The domestic share market had declined by about 8 per cent over the past month and, overall, was back below the trough in November 2008. Resources stocks had fallen more modestly over the month.

The December half-year corporate profit reporting season had revealed that headline profits were significantly lower owing to higher provisioning and write-downs, but underlying profits had been relatively stable. In terms of market capitalisation, the bulk of companies reporting had recorded reasonable increases in underlying profits. Non-financial companies had been issuing a large amount of equity in the past few months, to replace debt that had been difficult to roll over.

Members were briefed on the pass-through of the monetary policy change in February to lending rates in Australia. The reduction in the cash rate in February had been passed on in full to housing and small business loan rates, but there had been less pass-through to other business rates, as risk margins were widening. Members noted that housing lending rates were now at multi-decade lows and business lending rates were well below average.

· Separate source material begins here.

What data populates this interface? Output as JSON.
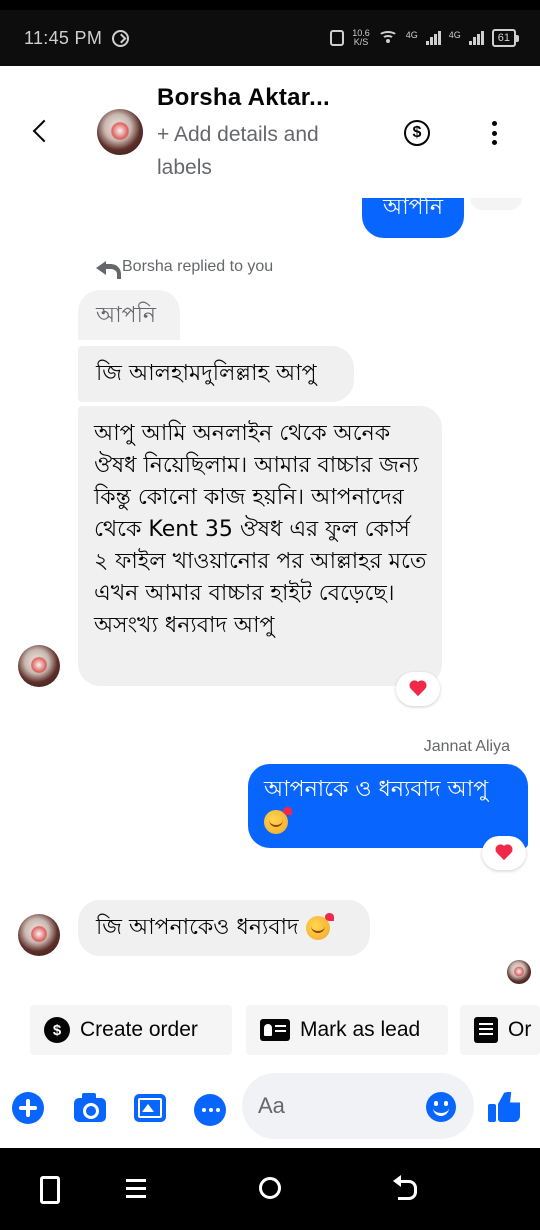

Market expectations for the outcome of this meeting were mixed; pricing indicated a 50 per cent chance of a 50 basis points cut in the cash rate.

Considerations for Monetary Policy

Members noted the rapid deterioration in the world economy in the December quarter and the likelihood that many countries would experience further sizeable falls in output in the current quarter. Although there had been an improvement in conditions in global credit markets over recent months, a lack of clarity about how overseas authorities would resolve problems in their financial sectors had significantly weakened equity markets, particularly for financial stocks. These ongoing strains had continued to affect adversely the confidence of businesses and consumers across the world. Although significant macroeconomic policy stimulus had been put in place in many countries, it was too soon to see the effects of those measures; in some cases fiscal stimulus had been announced but not yet implemented. The near-term outlook for the global economy therefore remained very weak and official forecasts of world economic growth in 2009 were likely to be revised down further.

Members noted that the domestic financial system remained strong and the monetary policy transmission process was working to deliver large reductions in interest rates to end borrowers, particularly households. Early indications were that credit demand by households was responding to these changes. Nonetheless, while the Australian economy had so far remained stronger than many other economies, the speed and scale of the global economic deterioration and its effect on confidence meant that in the near term domestic activity would unavoidably be weak, and indicators for the most recent period would show that weakness as they were released. The latest available information suggested that the national accounts to be released the following day would probably show a small fall in GDP in the December quarter, a weaker outcome than had appeared likely a few days earlier, though not significantly different from forecasts made for the previous meeting.

Members further noted that the easing implemented over recent months was large by historical standards. These measures, together with very substantial fiscal policy measures, had been taken before official data were available to gauge the extent of economic weakness. Early indications were that the monetary and fiscal stimulus that had been applied to the economy was having an expansionary effect, but the size of this remained unclear and it would take some time for the full impact to come through.

The question for policy was whether further stimulus should be added at this meeting, or whether, having reduced rates at each meeting since September, the Board should pause for a further evaluation of the situation. Members could see reasonable cases for both courses of action. On balance, they judged that, having made a major change to monetary policy over the preceding several meetings in anticipation of weak economic conditions, the best course for this meeting was to leave the cash rate unchanged. Members believed this would leave adequate flexibility for policy at future meetings.

The Decision

The Board decided to leave the cash rate unchanged at 3.25 per cent.